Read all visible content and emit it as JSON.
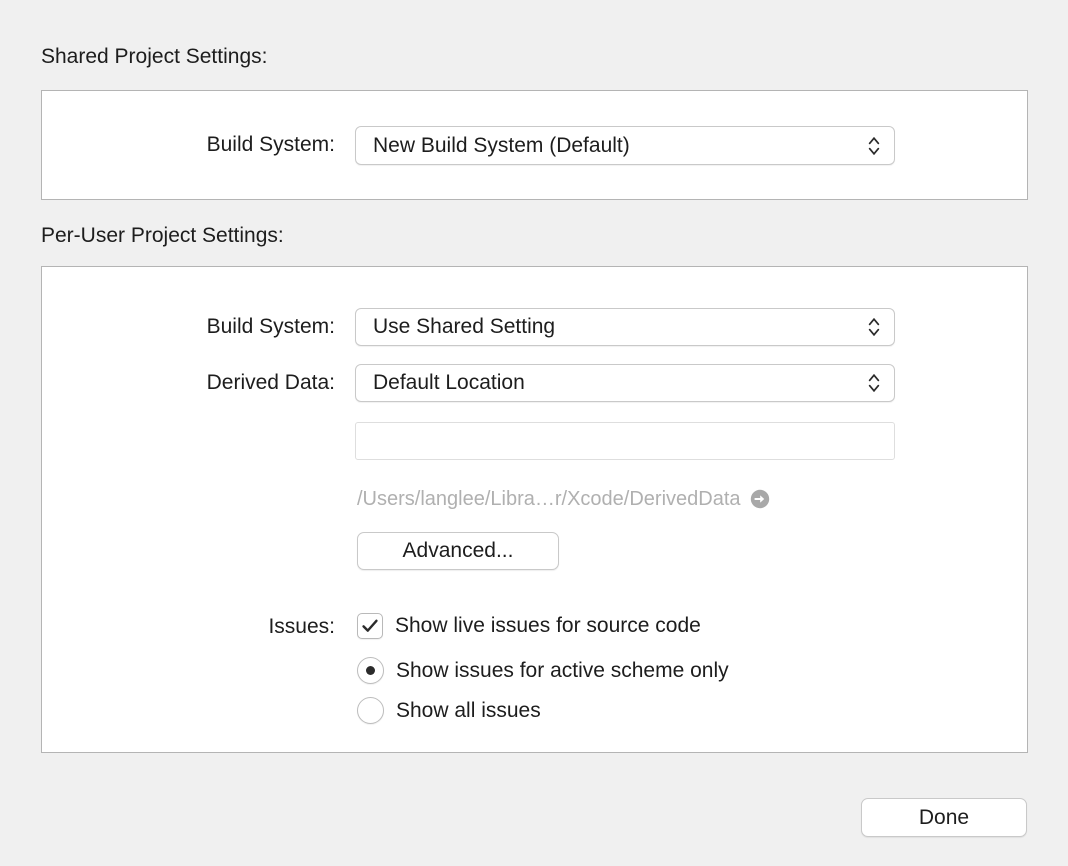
{
  "shared": {
    "heading": "Shared Project Settings:",
    "build_system": {
      "label": "Build System:",
      "value": "New Build System (Default)"
    }
  },
  "per_user": {
    "heading": "Per-User Project Settings:",
    "build_system": {
      "label": "Build System:",
      "value": "Use Shared Setting"
    },
    "derived_data": {
      "label": "Derived Data:",
      "value": "Default Location",
      "custom_path_value": "",
      "custom_path_placeholder": "",
      "resolved_path": "/Users/langlee/Libra…r/Xcode/DerivedData",
      "reveal_icon": "arrow-right-circle-icon"
    },
    "advanced_button": "Advanced...",
    "issues": {
      "label": "Issues:",
      "live_issues": {
        "text": "Show live issues for source code",
        "checked": true
      },
      "options": [
        {
          "text": "Show issues for active scheme only",
          "selected": true
        },
        {
          "text": "Show all issues",
          "selected": false
        }
      ]
    }
  },
  "footer": {
    "done_button": "Done"
  },
  "colors": {
    "window_background": "#f0f0f0",
    "panel_background": "#ffffff",
    "panel_border": "#b4b4b4",
    "text": "#1d1d1d",
    "muted_text": "#b0b0b0",
    "control_border": "#c9c9c9"
  },
  "icons": {
    "popup_chevrons": "chevron-up-down-icon"
  }
}
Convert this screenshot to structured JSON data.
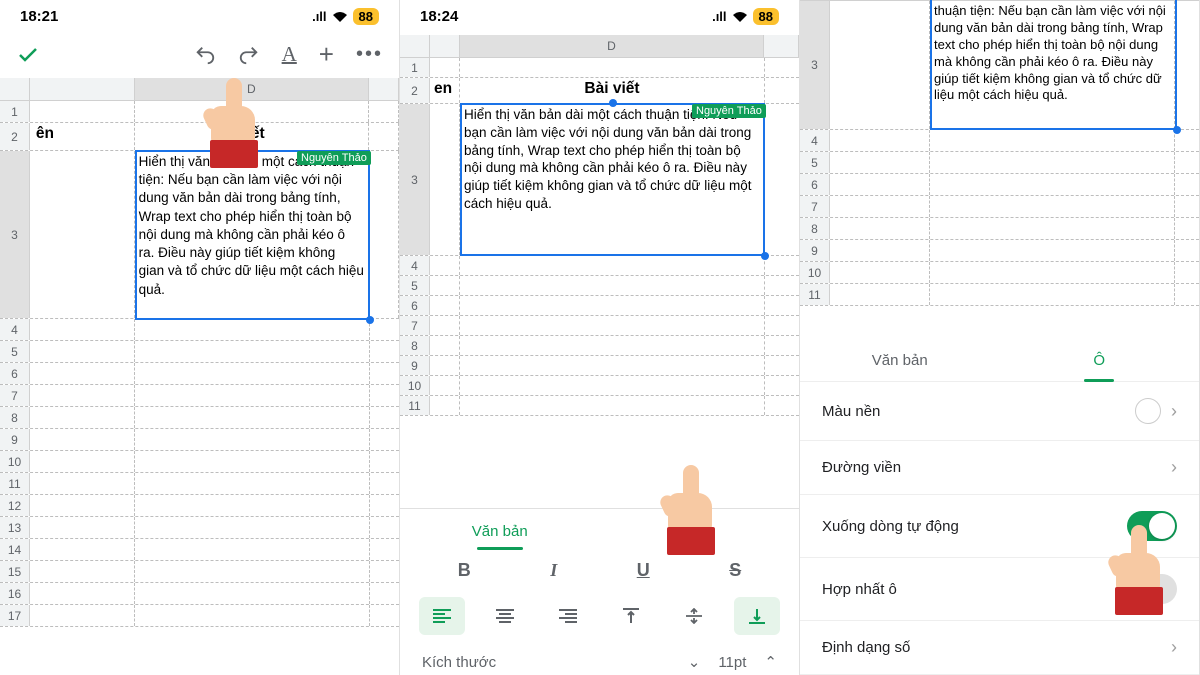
{
  "status": {
    "time1": "18:21",
    "time2": "18:24",
    "battery": "88",
    "signal": "••ıl",
    "wifi": "✓"
  },
  "toolbar": {
    "confirm": "✓",
    "undo": "↶",
    "redo": "↷",
    "format": "A",
    "add": "+",
    "more": "•••"
  },
  "sheet": {
    "columns": [
      "D"
    ],
    "row2_left": "ên",
    "row2_left_b": "en",
    "row2_title_a": "viết",
    "row2_title": "Bài viết",
    "cell_text_a": "Hiển thị\nthuận tiện: Nếu bạn cần làm việc với nội dung văn bản dài trong bảng tính, Wrap text cho phép hiển thị toàn bộ nội dung mà không cần phải kéo ô ra. Điều này giúp tiết kiệm không gian và tổ chức dữ liệu một cách hiệu quả.",
    "cell_text_a_frag": "ản dài mộ",
    "cell_text": "Hiển thị văn bản dài một cách thuận tiện: Nếu bạn cần làm việc với nội dung văn bản dài trong bảng tính, Wrap text cho phép hiển thị toàn bộ nội dung mà không cần phải kéo ô ra. Điều này giúp tiết kiệm không gian và tổ chức dữ liệu một cách hiệu quả.",
    "cell_text_c": "thuận tiện: Nếu bạn cần làm việc với nội dung văn bản dài trong bảng tính, Wrap text cho phép hiển thị toàn bộ nội dung mà không cần phải kéo ô ra. Điều này giúp tiết kiệm không gian và tổ chức dữ liệu một cách hiệu quả.",
    "tag": "Nguyên Thảo"
  },
  "format": {
    "tab_text": "Văn bản",
    "tab_cell": "Ô",
    "bold": "B",
    "italic": "I",
    "underline": "U",
    "strike": "S",
    "size_label": "Kích thước",
    "size_value": "11pt"
  },
  "cellopts": {
    "tab_text": "Văn bản",
    "tab_cell": "Ô",
    "bgcolor": "Màu nền",
    "border": "Đường viền",
    "wrap": "Xuống dòng tự động",
    "merge": "Hợp nhất ô",
    "numfmt": "Định dạng số"
  }
}
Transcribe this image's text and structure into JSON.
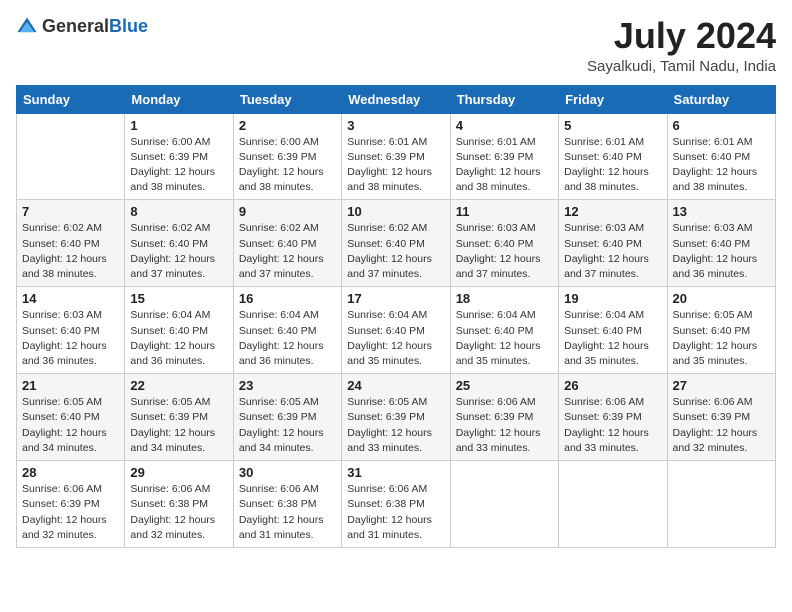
{
  "header": {
    "logo": {
      "general": "General",
      "blue": "Blue"
    },
    "title": "July 2024",
    "location": "Sayalkudi, Tamil Nadu, India"
  },
  "weekdays": [
    "Sunday",
    "Monday",
    "Tuesday",
    "Wednesday",
    "Thursday",
    "Friday",
    "Saturday"
  ],
  "weeks": [
    [
      {
        "day": "",
        "info": ""
      },
      {
        "day": "1",
        "info": "Sunrise: 6:00 AM\nSunset: 6:39 PM\nDaylight: 12 hours\nand 38 minutes."
      },
      {
        "day": "2",
        "info": "Sunrise: 6:00 AM\nSunset: 6:39 PM\nDaylight: 12 hours\nand 38 minutes."
      },
      {
        "day": "3",
        "info": "Sunrise: 6:01 AM\nSunset: 6:39 PM\nDaylight: 12 hours\nand 38 minutes."
      },
      {
        "day": "4",
        "info": "Sunrise: 6:01 AM\nSunset: 6:39 PM\nDaylight: 12 hours\nand 38 minutes."
      },
      {
        "day": "5",
        "info": "Sunrise: 6:01 AM\nSunset: 6:40 PM\nDaylight: 12 hours\nand 38 minutes."
      },
      {
        "day": "6",
        "info": "Sunrise: 6:01 AM\nSunset: 6:40 PM\nDaylight: 12 hours\nand 38 minutes."
      }
    ],
    [
      {
        "day": "7",
        "info": "Sunrise: 6:02 AM\nSunset: 6:40 PM\nDaylight: 12 hours\nand 38 minutes."
      },
      {
        "day": "8",
        "info": "Sunrise: 6:02 AM\nSunset: 6:40 PM\nDaylight: 12 hours\nand 37 minutes."
      },
      {
        "day": "9",
        "info": "Sunrise: 6:02 AM\nSunset: 6:40 PM\nDaylight: 12 hours\nand 37 minutes."
      },
      {
        "day": "10",
        "info": "Sunrise: 6:02 AM\nSunset: 6:40 PM\nDaylight: 12 hours\nand 37 minutes."
      },
      {
        "day": "11",
        "info": "Sunrise: 6:03 AM\nSunset: 6:40 PM\nDaylight: 12 hours\nand 37 minutes."
      },
      {
        "day": "12",
        "info": "Sunrise: 6:03 AM\nSunset: 6:40 PM\nDaylight: 12 hours\nand 37 minutes."
      },
      {
        "day": "13",
        "info": "Sunrise: 6:03 AM\nSunset: 6:40 PM\nDaylight: 12 hours\nand 36 minutes."
      }
    ],
    [
      {
        "day": "14",
        "info": "Sunrise: 6:03 AM\nSunset: 6:40 PM\nDaylight: 12 hours\nand 36 minutes."
      },
      {
        "day": "15",
        "info": "Sunrise: 6:04 AM\nSunset: 6:40 PM\nDaylight: 12 hours\nand 36 minutes."
      },
      {
        "day": "16",
        "info": "Sunrise: 6:04 AM\nSunset: 6:40 PM\nDaylight: 12 hours\nand 36 minutes."
      },
      {
        "day": "17",
        "info": "Sunrise: 6:04 AM\nSunset: 6:40 PM\nDaylight: 12 hours\nand 35 minutes."
      },
      {
        "day": "18",
        "info": "Sunrise: 6:04 AM\nSunset: 6:40 PM\nDaylight: 12 hours\nand 35 minutes."
      },
      {
        "day": "19",
        "info": "Sunrise: 6:04 AM\nSunset: 6:40 PM\nDaylight: 12 hours\nand 35 minutes."
      },
      {
        "day": "20",
        "info": "Sunrise: 6:05 AM\nSunset: 6:40 PM\nDaylight: 12 hours\nand 35 minutes."
      }
    ],
    [
      {
        "day": "21",
        "info": "Sunrise: 6:05 AM\nSunset: 6:40 PM\nDaylight: 12 hours\nand 34 minutes."
      },
      {
        "day": "22",
        "info": "Sunrise: 6:05 AM\nSunset: 6:39 PM\nDaylight: 12 hours\nand 34 minutes."
      },
      {
        "day": "23",
        "info": "Sunrise: 6:05 AM\nSunset: 6:39 PM\nDaylight: 12 hours\nand 34 minutes."
      },
      {
        "day": "24",
        "info": "Sunrise: 6:05 AM\nSunset: 6:39 PM\nDaylight: 12 hours\nand 33 minutes."
      },
      {
        "day": "25",
        "info": "Sunrise: 6:06 AM\nSunset: 6:39 PM\nDaylight: 12 hours\nand 33 minutes."
      },
      {
        "day": "26",
        "info": "Sunrise: 6:06 AM\nSunset: 6:39 PM\nDaylight: 12 hours\nand 33 minutes."
      },
      {
        "day": "27",
        "info": "Sunrise: 6:06 AM\nSunset: 6:39 PM\nDaylight: 12 hours\nand 32 minutes."
      }
    ],
    [
      {
        "day": "28",
        "info": "Sunrise: 6:06 AM\nSunset: 6:39 PM\nDaylight: 12 hours\nand 32 minutes."
      },
      {
        "day": "29",
        "info": "Sunrise: 6:06 AM\nSunset: 6:38 PM\nDaylight: 12 hours\nand 32 minutes."
      },
      {
        "day": "30",
        "info": "Sunrise: 6:06 AM\nSunset: 6:38 PM\nDaylight: 12 hours\nand 31 minutes."
      },
      {
        "day": "31",
        "info": "Sunrise: 6:06 AM\nSunset: 6:38 PM\nDaylight: 12 hours\nand 31 minutes."
      },
      {
        "day": "",
        "info": ""
      },
      {
        "day": "",
        "info": ""
      },
      {
        "day": "",
        "info": ""
      }
    ]
  ]
}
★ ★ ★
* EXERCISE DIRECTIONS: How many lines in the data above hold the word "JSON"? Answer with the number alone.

* RESPONSE: 3